“She was like a baby elephant. That’s why I named her Tina,” Anabel laughed. “I stayed at home and raised them and ended up at 904 Cherry where I live now. I’ve been here for 66 years now. I have 24 grandchildren. There are 24 great-grandchildren, with one on the way. Two great-great-grandchildren and one on the way. Referring to how most people know the sex of their child before they are born, “I never knew what mine were until they got here. I kept ‘em anyway.”

In 1969 or 1970, Arthur had an inoperable aneurysm, and money got short. Anabel went to work at Orange Memorial for 20 years. She started as a switchboard operator for 10 years. Bob Montagne, one of the Regents at Lamar also worked at the hospital. He asked her to work for him as his secretary. She got her own office, and stayed with him until he passed away of a heart attack. She then retired.

“My mother, Edna DeMary, was a wonderful person. I couldn’t have done it without her,” Anabel said. “She helped at the church, was member of the Altar Society and my children loved her. She stayed with me until she died at 90, God bless her.”

Advice to mothers today? Anabel said she wasn’t a perfect mother. She just enjoyed her children. She suggests that young moms be as close as they can to their children, talk things out and like her mother, be patient and always answer any question a child asks. Each child is different. Treat them all the same but in a different manner according to their own personality and feelings

Anabel said she is fortunate. Her husband ran heavy equipment and taught all his boys how to work hard. They are all good cooks. The girls were taught to be hard workers, too. She carries pictures of her children with her, as well as her “outlaws.” That’s what she calls the in-laws, the grandchildren, great-grandchildren and great-great-grandchildren.

Anabel looks on her eight children as a great blessing, she said. They all get along and respect each other. If one needs something, the others are there to help. When their father died, all eight were there with Anabel when he passed on. She had him for a long time and always loved him dearly. Their children loved them both, Anabel said. If she needs anything, they all pitch in to help, she said. They are family oriented.

I’m not the only mother of eight in the world,” she said, “But I am proud of every one of them. God has been good to me.”

Anabel loves when the whole family shows up, she said.
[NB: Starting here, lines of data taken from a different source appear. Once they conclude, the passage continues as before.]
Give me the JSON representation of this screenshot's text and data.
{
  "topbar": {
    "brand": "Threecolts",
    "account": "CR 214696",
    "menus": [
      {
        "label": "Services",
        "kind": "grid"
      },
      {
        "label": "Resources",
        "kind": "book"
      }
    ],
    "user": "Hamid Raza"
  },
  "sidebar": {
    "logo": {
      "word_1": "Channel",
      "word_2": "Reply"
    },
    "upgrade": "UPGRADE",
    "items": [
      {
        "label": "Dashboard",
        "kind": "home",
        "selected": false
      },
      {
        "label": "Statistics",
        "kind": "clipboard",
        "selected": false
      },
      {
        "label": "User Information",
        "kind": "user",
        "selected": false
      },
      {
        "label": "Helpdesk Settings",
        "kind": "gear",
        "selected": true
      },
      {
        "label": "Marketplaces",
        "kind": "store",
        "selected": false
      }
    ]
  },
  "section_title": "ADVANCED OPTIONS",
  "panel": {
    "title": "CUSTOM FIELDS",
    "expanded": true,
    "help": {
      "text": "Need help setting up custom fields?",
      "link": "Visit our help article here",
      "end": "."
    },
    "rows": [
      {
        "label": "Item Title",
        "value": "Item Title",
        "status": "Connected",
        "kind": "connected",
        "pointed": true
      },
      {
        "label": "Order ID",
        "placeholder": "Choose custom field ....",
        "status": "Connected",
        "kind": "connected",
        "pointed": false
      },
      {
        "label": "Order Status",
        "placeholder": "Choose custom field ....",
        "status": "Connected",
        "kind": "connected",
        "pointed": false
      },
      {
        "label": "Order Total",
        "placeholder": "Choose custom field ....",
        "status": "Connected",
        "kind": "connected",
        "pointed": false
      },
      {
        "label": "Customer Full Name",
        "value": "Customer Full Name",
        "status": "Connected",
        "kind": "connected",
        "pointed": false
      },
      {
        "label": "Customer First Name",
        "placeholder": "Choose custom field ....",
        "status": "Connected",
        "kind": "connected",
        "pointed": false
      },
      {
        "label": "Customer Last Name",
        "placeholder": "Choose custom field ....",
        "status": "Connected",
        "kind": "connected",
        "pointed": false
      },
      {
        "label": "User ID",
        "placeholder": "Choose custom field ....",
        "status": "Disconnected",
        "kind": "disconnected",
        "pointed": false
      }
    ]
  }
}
There will be a celebration of her 90th birthday at her home on Aug. 27. All eight children and spouses will be in attendance along with as many grandchildren, great-grandchildren and great-great-grandchildren as possible.